**The task:**
From the entries that follow, report every line in which "Vila" occurs.
--------------------
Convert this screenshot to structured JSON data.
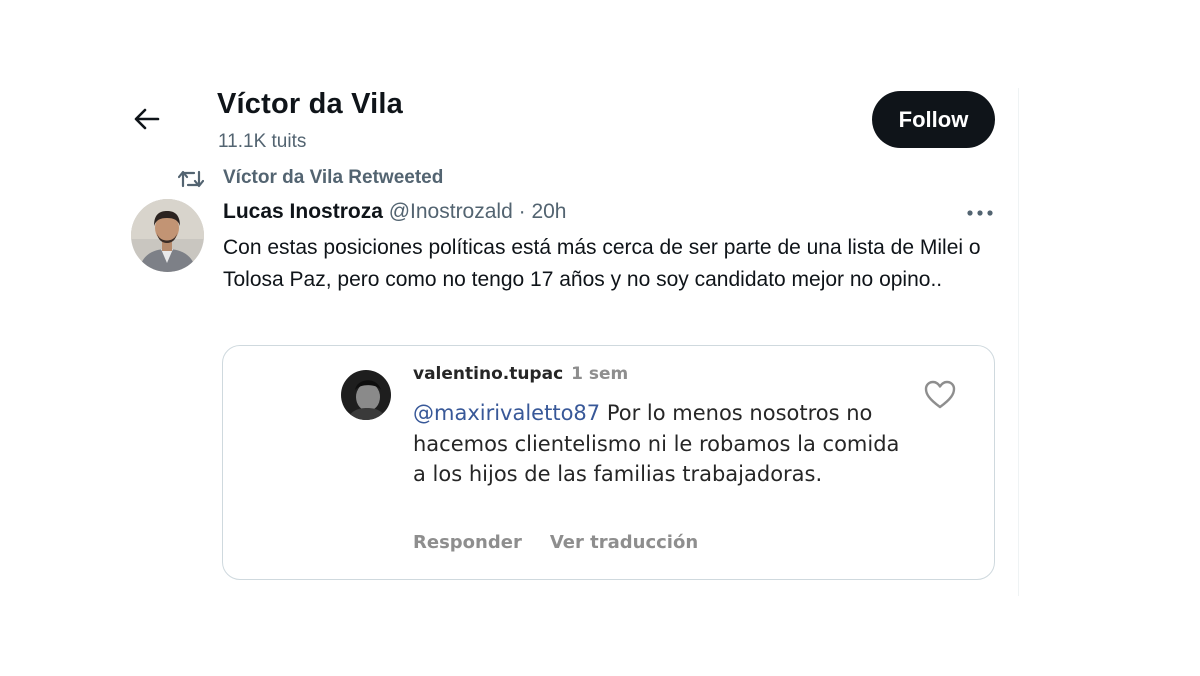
{
  "header": {
    "back_icon": "arrow-left-icon",
    "profile_name": "Víctor da Vila",
    "tweet_count": "11.1K tuits",
    "follow_label": "Follow"
  },
  "retweet": {
    "icon": "retweet-icon",
    "text": "Víctor da Vila Retweeted"
  },
  "tweet": {
    "author_name": "Lucas Inostroza",
    "author_handle": "@Inostrozald",
    "separator": "·",
    "time": "20h",
    "more_icon": "more-dots-icon",
    "text": "Con estas posiciones políticas está más cerca de ser parte de una lista de Milei o Tolosa Paz, pero como no tengo 17 años y no soy candidato mejor no opino.."
  },
  "embedded_comment": {
    "username": "valentino.tupac",
    "time": "1 sem",
    "mention": "@maxirivaletto87",
    "text": "Por lo menos nosotros no hacemos clientelismo ni le robamos la comida a los hijos de las familias trabajadoras.",
    "reply_label": "Responder",
    "translate_label": "Ver traducción",
    "heart_icon": "heart-outline-icon"
  },
  "colors": {
    "text_primary": "#0f1419",
    "text_secondary": "#536471",
    "follow_bg": "#0f1419",
    "card_border": "#cfd9de",
    "mention_blue": "#385898",
    "ig_gray": "#8e8e8e"
  }
}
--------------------
**Solution to the problem:**
    "profile_name": "Víctor da Vila",
    "text": "Víctor da Vila Retweeted"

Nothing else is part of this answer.